Open access



Development and validation of a selective analytical method to accurately and precisely quantify nicotine and cotinine levels in rat's plasma after exposure to tobacco cigarettes and tobacco water-pipe.


An easy HPLC-Photodiode-Array Detection (PDA) method was developed and validated for simultaneous determination of nicotine and cotinine levels in plasma of 15 rats (10 rats after tobacco products exposure and 5 control rats). Nicotine and cotinine were extracted in one step from plasma using acetonitrile and concentrated to lowest volume using nitrogen stream.


The developed method offered a rapid analysis time of 14 min with single step of analytes extraction from rat's plasma with recovery percentage range between 93 and 95% and excellent linearity with correlation factor more than 0.994 with analytical range between 50 and 1000 ng mL−1 and LOD of 25 ng mL−1 and 23 ng mL−1 for nicotine and cotinine, respectively. The analysis of rat's plasma after 28 days of exposure to tobacco cigarettes and tobacco water-pipe revealed that the average concentrations of 376 ng mL−1 for cotinine and 223 ng mL−1 for nicotine were obtained after tobacco cigarettes exposure, and 220 ng mL−1 for cotinine and 192 ng mL−1 for nicotine after tobacco water-pipe exposure.

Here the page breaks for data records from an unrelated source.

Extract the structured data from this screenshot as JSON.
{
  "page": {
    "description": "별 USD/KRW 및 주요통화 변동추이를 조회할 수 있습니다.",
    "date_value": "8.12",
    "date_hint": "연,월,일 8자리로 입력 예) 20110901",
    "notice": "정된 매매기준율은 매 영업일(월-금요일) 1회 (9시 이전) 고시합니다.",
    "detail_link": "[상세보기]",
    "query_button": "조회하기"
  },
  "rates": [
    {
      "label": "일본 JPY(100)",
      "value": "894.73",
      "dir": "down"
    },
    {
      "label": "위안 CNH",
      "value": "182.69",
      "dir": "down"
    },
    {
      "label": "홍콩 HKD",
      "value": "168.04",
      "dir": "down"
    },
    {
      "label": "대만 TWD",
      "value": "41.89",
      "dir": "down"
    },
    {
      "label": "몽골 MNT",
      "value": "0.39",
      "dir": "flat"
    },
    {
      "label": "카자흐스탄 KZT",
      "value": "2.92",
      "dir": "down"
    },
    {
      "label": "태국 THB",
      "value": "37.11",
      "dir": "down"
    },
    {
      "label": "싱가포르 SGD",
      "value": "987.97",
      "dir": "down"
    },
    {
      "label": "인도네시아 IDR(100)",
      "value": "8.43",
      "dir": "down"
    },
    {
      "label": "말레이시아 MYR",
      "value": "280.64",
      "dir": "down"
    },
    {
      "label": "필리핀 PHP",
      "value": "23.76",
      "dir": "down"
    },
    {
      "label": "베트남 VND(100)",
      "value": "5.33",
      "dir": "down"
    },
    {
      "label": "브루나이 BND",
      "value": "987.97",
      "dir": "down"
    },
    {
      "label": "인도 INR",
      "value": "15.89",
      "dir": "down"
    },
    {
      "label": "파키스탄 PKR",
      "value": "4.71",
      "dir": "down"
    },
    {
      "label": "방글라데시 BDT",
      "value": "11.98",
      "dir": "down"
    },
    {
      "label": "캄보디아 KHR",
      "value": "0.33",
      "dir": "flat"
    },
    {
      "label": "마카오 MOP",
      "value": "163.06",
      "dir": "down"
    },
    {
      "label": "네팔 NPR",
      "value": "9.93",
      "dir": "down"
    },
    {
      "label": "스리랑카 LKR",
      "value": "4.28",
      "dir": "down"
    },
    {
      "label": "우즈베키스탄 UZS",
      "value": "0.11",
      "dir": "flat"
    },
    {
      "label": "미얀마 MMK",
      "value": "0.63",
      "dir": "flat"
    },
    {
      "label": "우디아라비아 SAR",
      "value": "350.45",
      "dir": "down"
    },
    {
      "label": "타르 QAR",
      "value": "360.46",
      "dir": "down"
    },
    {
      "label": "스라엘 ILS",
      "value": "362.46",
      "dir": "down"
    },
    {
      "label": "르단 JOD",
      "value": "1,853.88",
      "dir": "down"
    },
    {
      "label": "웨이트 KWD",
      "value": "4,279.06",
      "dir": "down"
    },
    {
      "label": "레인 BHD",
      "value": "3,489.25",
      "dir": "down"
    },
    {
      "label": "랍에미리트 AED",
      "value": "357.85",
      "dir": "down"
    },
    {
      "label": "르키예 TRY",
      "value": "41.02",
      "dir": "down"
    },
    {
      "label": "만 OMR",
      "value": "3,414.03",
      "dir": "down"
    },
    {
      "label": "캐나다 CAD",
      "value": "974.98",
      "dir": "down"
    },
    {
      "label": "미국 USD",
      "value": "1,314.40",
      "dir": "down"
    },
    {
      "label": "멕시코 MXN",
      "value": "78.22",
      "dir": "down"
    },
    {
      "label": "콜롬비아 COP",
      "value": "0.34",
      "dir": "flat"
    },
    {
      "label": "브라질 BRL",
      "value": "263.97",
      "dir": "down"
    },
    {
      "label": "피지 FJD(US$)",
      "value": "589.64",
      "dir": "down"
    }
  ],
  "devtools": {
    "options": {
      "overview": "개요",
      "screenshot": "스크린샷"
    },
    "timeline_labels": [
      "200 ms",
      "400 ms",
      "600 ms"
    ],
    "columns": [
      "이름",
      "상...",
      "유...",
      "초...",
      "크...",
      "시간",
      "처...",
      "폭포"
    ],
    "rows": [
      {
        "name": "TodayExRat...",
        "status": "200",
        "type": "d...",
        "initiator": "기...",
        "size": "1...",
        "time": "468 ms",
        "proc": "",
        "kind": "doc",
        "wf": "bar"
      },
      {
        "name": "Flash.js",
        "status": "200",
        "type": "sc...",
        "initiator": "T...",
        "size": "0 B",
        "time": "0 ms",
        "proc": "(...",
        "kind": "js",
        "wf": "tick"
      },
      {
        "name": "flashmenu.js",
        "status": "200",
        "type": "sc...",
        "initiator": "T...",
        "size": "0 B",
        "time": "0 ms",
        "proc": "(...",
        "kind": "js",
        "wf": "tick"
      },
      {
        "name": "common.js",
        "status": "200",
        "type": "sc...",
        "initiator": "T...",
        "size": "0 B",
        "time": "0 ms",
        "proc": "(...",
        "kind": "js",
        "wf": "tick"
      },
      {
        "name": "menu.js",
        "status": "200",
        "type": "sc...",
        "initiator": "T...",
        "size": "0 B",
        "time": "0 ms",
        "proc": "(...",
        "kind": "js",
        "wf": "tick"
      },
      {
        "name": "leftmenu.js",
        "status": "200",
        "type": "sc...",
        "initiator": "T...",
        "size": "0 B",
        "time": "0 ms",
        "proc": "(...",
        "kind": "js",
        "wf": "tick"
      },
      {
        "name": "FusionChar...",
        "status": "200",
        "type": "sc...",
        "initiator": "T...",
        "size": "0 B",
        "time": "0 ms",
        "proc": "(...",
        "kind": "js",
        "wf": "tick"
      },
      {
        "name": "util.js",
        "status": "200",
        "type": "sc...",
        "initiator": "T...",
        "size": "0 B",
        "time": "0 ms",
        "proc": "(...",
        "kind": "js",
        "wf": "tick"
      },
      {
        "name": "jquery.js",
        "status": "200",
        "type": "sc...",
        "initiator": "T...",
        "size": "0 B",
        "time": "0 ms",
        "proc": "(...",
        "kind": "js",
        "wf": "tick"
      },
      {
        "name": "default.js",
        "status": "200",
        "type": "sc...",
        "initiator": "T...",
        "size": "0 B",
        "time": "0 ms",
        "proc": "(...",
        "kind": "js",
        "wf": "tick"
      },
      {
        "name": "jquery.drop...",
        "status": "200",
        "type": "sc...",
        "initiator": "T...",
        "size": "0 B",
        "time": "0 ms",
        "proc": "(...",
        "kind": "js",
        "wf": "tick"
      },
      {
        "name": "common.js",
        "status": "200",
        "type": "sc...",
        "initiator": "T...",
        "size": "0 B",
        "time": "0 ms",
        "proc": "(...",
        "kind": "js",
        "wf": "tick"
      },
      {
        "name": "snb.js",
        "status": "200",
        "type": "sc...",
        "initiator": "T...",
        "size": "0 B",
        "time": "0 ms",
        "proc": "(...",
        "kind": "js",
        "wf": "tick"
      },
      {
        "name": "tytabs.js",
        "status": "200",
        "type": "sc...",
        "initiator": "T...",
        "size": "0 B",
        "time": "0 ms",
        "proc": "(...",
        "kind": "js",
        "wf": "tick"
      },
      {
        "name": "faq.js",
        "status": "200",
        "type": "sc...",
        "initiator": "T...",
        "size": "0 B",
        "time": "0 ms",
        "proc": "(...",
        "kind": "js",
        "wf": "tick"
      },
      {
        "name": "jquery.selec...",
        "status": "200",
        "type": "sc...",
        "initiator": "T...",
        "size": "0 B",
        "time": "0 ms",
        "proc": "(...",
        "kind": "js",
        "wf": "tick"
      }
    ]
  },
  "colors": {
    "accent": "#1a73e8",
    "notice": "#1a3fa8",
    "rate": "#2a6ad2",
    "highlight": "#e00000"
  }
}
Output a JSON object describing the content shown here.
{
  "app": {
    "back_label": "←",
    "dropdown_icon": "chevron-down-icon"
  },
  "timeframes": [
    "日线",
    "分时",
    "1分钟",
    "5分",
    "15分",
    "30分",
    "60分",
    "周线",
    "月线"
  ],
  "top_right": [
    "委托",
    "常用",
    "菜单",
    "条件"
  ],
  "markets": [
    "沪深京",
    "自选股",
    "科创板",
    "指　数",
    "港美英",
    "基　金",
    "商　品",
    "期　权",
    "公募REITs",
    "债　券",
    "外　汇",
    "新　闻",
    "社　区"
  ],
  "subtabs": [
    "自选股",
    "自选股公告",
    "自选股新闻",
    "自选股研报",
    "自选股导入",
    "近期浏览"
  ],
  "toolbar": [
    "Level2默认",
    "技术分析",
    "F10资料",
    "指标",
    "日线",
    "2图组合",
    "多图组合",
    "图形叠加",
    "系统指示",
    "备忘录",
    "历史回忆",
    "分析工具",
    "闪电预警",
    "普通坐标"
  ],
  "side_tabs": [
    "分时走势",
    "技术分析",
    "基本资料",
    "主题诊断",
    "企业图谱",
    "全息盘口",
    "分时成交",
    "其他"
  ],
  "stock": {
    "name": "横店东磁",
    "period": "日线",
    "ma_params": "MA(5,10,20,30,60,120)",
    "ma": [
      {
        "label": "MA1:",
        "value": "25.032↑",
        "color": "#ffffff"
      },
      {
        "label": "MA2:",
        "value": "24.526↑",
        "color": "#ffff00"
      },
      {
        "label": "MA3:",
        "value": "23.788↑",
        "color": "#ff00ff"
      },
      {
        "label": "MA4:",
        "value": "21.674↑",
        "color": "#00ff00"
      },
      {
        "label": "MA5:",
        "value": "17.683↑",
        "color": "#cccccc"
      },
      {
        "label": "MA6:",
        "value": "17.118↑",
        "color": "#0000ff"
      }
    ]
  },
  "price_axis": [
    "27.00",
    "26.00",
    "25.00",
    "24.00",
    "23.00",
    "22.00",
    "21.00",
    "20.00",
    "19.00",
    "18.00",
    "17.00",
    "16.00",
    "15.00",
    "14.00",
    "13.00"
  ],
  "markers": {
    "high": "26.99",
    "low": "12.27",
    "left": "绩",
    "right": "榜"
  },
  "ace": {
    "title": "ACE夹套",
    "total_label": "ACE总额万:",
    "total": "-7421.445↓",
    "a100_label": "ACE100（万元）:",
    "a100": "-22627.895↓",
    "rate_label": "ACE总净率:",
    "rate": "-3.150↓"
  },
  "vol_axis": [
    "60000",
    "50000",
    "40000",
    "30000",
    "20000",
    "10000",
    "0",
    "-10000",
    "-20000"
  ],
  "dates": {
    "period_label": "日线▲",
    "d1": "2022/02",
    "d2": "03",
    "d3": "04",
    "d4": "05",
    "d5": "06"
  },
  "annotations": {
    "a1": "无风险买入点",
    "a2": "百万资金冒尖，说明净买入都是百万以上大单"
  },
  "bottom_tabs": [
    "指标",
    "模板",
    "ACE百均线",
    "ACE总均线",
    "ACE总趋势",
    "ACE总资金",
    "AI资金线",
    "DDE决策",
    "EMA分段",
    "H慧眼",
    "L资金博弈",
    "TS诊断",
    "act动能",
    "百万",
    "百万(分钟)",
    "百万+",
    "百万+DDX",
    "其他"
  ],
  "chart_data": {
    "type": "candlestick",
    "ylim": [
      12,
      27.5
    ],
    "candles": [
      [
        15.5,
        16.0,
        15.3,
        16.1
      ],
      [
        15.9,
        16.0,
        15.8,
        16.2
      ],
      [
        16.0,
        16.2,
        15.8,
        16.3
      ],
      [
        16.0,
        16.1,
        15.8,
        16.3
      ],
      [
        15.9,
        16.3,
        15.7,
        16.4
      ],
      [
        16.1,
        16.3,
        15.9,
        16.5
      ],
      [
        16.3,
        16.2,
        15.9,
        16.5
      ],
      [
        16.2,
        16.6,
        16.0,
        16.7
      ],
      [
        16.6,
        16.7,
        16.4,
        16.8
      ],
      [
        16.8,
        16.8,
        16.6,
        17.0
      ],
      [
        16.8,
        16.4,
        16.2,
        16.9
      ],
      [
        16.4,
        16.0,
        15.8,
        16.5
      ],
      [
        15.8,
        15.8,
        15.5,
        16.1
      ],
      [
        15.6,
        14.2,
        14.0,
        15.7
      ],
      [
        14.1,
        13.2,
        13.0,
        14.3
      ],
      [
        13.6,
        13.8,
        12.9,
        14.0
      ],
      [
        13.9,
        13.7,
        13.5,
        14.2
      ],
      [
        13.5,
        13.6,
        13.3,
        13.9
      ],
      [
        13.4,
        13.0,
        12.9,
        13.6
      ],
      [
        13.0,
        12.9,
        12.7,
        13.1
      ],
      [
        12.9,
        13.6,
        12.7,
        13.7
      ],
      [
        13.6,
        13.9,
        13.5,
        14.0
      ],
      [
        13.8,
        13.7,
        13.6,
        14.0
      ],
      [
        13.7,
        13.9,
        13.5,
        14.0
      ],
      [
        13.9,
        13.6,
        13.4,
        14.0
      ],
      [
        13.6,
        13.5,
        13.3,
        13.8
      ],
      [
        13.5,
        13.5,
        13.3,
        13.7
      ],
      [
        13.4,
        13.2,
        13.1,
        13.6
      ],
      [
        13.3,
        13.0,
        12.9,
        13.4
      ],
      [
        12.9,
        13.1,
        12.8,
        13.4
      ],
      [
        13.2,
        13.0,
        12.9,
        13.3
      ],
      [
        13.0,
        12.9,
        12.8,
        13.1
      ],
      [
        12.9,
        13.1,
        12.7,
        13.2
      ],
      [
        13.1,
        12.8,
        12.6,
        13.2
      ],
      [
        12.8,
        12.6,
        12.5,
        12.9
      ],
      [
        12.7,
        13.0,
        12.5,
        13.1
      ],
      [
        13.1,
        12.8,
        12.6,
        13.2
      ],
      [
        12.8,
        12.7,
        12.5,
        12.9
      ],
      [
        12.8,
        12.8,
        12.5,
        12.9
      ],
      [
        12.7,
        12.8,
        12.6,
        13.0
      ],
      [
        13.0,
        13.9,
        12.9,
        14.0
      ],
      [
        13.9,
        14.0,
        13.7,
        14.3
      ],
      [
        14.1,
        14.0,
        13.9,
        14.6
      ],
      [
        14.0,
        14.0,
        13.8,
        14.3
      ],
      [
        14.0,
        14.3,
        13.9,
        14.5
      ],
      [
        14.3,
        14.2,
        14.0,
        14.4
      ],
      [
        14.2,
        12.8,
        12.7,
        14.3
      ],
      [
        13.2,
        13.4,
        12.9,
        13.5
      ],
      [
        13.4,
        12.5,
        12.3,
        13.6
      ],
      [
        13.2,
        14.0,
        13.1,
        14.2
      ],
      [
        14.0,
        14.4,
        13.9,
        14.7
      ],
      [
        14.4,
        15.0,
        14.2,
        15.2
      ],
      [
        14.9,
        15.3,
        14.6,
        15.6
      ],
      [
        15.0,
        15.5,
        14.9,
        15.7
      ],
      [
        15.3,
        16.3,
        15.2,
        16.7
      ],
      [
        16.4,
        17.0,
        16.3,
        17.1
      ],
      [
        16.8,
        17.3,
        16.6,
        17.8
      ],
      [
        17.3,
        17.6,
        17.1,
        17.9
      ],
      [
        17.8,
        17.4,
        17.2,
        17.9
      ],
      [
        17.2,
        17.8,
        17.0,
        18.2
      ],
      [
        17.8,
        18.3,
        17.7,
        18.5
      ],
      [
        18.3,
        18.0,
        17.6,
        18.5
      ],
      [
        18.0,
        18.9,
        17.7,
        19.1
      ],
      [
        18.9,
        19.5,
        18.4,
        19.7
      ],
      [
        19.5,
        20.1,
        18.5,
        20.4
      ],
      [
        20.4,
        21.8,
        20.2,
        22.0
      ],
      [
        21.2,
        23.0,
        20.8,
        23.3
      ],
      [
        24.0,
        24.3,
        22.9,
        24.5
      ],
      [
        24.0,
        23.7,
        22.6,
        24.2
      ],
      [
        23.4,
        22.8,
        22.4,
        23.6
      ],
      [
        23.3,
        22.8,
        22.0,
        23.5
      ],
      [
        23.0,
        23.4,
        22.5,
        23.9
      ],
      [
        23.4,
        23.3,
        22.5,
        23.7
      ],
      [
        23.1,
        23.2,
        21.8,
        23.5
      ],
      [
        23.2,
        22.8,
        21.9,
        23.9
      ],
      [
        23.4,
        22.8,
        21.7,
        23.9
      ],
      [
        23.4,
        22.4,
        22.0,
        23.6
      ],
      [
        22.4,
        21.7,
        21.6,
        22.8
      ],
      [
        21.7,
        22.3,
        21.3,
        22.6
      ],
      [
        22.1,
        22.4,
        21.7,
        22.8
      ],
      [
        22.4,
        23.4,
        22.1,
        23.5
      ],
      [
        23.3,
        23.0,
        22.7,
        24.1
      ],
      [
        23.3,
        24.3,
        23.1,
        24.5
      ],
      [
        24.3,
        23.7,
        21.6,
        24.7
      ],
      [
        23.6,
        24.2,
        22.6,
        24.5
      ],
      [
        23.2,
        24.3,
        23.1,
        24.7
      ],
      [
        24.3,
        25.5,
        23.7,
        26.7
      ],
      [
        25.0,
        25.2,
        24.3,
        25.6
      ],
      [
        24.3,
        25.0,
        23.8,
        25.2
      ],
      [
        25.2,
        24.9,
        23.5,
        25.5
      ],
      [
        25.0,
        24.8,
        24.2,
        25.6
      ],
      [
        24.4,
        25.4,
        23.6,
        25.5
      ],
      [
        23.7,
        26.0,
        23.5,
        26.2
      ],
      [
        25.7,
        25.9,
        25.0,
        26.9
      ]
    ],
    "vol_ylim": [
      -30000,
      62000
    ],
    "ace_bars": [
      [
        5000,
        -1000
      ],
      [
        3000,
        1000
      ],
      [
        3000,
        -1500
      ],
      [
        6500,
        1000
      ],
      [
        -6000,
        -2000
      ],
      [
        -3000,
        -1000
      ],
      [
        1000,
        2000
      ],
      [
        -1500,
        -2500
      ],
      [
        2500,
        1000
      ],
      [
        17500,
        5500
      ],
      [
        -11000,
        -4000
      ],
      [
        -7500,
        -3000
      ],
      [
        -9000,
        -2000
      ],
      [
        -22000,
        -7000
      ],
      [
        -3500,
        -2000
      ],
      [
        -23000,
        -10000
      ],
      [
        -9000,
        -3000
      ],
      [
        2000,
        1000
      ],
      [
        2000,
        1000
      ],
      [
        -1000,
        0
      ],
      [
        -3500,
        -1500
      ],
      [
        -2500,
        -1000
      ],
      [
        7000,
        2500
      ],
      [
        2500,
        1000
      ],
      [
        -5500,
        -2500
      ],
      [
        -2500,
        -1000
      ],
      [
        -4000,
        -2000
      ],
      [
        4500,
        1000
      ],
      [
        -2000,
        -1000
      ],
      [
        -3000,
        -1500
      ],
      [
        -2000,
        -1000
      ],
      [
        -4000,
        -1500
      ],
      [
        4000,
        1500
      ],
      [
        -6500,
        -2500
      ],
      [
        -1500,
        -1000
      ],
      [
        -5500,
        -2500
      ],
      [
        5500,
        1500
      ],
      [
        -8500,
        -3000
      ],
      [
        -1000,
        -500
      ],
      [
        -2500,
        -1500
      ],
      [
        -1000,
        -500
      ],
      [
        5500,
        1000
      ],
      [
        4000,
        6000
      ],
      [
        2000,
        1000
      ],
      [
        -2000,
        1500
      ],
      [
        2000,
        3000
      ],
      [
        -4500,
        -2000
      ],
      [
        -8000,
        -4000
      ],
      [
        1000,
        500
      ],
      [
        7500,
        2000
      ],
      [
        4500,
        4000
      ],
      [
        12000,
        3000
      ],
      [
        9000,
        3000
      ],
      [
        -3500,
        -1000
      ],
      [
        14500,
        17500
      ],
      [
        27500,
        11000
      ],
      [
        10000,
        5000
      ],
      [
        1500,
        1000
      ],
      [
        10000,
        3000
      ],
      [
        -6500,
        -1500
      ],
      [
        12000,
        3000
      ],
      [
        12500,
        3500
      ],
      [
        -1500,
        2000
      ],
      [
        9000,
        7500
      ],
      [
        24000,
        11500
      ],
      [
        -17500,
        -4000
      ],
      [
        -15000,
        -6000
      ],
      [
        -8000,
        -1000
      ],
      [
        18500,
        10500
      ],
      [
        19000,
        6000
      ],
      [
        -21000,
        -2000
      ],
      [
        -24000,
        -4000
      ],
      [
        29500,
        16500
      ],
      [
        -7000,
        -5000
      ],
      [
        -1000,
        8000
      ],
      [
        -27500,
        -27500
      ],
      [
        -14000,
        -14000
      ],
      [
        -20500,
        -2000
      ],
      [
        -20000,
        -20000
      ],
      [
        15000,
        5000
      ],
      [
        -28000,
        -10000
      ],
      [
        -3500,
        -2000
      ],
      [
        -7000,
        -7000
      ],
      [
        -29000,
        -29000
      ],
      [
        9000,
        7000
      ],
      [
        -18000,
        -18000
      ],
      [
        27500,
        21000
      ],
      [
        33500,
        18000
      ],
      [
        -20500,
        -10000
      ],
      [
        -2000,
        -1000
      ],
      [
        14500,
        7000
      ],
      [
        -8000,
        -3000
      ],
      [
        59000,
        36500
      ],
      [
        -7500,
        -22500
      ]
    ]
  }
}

Higher nicotine and cotinine levels were found in plasma after tobacco cigarettes exposure than water-pipe exposure which may have potential undesirable effects on passive smokers in both cases.

Open access